(Data for this task)
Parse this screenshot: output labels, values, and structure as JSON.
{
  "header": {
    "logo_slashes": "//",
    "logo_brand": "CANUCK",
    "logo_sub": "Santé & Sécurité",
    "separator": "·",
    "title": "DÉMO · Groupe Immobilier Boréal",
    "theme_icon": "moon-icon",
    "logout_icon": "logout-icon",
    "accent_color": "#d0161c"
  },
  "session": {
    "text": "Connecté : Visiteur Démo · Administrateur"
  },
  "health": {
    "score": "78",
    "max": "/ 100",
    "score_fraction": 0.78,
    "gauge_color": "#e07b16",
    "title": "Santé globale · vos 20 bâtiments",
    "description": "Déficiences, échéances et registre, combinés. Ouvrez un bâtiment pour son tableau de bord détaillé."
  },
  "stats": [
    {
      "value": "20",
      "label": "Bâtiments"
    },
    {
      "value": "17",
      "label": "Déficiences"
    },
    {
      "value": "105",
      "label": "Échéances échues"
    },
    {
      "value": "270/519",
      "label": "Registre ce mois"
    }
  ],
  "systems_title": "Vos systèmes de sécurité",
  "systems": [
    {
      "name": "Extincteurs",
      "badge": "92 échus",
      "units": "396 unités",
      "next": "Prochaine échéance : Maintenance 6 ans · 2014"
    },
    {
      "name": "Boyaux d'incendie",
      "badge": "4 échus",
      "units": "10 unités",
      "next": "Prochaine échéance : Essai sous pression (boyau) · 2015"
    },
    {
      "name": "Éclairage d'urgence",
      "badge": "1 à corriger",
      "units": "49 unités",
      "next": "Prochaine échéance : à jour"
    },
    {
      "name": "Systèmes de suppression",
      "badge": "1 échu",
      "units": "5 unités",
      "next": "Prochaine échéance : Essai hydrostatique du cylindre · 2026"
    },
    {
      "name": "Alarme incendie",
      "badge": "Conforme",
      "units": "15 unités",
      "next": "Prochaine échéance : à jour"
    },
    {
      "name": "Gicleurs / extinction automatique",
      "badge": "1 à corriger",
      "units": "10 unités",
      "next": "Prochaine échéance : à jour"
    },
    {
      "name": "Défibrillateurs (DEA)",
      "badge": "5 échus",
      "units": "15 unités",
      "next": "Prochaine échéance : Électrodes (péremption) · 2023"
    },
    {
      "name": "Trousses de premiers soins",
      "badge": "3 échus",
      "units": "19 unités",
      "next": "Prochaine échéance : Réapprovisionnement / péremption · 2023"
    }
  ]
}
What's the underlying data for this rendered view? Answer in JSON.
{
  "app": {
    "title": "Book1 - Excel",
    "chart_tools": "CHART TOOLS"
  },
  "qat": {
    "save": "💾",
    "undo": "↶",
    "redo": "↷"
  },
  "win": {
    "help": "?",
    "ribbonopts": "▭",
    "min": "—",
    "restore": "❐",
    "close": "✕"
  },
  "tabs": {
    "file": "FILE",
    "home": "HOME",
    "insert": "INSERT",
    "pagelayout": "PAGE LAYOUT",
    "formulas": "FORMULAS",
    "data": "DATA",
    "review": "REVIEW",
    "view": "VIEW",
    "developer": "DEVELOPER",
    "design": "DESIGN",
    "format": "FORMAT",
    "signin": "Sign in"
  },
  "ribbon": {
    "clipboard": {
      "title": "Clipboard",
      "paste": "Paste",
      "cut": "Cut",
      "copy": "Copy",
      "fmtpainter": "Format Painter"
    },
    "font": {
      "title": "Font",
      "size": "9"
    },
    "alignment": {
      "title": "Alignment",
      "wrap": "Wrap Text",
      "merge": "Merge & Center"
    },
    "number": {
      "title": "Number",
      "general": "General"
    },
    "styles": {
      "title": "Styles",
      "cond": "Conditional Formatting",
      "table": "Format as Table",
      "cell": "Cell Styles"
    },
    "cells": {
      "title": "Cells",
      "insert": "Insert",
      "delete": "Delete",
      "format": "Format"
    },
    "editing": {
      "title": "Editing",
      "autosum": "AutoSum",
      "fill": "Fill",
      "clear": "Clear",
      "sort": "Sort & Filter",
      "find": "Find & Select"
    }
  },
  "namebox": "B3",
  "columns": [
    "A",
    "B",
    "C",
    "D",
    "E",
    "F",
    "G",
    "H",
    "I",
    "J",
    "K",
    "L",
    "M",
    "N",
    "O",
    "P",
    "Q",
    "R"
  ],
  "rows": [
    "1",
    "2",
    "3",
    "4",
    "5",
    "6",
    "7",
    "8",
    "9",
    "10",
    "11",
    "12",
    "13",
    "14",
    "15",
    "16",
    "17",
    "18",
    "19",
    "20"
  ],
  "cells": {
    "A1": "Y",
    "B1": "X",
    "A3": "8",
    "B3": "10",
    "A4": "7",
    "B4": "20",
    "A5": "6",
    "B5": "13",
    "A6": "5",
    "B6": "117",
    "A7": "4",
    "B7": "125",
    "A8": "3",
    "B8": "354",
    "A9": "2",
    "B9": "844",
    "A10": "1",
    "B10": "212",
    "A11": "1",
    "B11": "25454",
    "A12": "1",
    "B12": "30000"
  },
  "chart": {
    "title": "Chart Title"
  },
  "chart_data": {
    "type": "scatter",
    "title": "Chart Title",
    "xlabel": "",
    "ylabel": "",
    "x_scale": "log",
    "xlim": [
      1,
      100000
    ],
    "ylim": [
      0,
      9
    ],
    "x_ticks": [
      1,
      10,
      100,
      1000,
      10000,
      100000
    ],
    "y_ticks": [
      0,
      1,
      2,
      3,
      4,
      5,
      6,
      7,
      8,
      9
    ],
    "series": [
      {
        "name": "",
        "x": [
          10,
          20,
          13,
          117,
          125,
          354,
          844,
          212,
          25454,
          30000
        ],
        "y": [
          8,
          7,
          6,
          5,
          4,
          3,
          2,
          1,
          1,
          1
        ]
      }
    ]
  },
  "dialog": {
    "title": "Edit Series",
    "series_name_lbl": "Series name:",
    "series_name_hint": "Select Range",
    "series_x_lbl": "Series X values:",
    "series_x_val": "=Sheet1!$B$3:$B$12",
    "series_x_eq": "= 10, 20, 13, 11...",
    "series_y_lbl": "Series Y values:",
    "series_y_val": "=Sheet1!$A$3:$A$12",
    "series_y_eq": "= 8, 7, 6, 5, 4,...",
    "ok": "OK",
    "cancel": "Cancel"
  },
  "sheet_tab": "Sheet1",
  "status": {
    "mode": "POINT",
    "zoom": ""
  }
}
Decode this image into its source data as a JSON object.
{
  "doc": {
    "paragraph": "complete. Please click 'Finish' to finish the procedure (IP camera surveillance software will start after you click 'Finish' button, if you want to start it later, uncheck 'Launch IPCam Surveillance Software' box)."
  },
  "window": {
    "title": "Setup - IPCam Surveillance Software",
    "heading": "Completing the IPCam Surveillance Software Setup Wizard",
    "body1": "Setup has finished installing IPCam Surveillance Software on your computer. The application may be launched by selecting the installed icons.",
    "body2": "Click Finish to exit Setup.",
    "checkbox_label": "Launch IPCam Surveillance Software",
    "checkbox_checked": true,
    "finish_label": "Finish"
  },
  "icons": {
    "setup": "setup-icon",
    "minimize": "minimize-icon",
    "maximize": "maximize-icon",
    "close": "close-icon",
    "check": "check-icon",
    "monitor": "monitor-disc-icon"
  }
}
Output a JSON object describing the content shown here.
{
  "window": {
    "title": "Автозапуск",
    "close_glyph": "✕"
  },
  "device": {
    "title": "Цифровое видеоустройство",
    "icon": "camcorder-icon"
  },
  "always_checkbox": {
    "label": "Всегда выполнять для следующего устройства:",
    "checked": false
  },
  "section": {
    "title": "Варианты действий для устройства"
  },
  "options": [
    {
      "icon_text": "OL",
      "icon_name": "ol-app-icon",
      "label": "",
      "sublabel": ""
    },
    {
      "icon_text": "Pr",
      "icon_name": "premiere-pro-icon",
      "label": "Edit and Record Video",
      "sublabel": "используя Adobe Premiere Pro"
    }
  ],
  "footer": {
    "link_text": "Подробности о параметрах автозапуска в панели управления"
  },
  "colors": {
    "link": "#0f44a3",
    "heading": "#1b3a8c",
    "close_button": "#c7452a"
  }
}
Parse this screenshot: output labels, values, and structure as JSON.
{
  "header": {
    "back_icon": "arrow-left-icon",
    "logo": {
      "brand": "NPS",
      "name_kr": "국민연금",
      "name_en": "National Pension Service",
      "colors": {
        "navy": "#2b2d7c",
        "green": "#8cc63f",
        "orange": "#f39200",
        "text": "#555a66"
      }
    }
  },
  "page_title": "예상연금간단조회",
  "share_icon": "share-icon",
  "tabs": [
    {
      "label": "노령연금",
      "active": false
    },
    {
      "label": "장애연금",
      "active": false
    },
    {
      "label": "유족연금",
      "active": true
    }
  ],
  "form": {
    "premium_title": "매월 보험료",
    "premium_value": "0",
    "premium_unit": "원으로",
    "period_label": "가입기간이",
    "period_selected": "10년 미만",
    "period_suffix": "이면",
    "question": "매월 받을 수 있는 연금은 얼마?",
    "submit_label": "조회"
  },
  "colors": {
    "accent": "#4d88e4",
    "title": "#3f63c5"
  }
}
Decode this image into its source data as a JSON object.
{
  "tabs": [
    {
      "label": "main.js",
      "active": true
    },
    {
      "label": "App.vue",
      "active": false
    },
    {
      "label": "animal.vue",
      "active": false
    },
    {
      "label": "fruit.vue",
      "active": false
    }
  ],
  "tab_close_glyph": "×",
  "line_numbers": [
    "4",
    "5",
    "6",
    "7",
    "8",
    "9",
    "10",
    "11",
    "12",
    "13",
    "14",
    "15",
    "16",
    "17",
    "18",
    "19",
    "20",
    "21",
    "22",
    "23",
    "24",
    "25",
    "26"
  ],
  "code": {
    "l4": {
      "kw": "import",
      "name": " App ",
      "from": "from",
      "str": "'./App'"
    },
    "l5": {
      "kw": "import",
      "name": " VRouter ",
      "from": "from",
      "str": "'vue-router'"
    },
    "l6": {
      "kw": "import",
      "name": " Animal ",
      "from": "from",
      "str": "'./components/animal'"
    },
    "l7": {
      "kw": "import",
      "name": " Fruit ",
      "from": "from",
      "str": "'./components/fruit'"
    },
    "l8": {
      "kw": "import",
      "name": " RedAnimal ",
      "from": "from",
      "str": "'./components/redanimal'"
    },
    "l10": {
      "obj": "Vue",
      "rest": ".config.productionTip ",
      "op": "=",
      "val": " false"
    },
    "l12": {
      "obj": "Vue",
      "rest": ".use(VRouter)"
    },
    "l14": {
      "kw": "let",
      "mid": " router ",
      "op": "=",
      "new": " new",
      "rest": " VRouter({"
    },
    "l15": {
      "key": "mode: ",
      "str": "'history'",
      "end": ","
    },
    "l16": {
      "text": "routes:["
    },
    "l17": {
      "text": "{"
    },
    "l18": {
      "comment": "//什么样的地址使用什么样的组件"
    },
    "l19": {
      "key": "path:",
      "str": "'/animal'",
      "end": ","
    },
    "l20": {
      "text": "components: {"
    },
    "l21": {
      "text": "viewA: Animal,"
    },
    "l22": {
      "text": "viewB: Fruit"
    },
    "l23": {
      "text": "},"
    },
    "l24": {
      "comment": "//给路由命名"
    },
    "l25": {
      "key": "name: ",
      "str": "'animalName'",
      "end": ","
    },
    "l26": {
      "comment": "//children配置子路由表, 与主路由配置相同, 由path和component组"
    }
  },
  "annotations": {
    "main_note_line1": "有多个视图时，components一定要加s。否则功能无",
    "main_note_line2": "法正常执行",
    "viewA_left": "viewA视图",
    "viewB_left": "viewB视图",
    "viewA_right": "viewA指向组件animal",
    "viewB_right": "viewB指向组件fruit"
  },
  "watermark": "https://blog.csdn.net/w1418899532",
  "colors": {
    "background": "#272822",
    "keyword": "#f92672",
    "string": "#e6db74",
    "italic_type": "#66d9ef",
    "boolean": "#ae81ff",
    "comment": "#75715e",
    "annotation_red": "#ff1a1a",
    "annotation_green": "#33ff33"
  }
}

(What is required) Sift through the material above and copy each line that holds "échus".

(Answer section)
      "badge": "92 échus",
      "badge": "4 échus",
      "badge": "5 échus",
      "badge": "3 échus",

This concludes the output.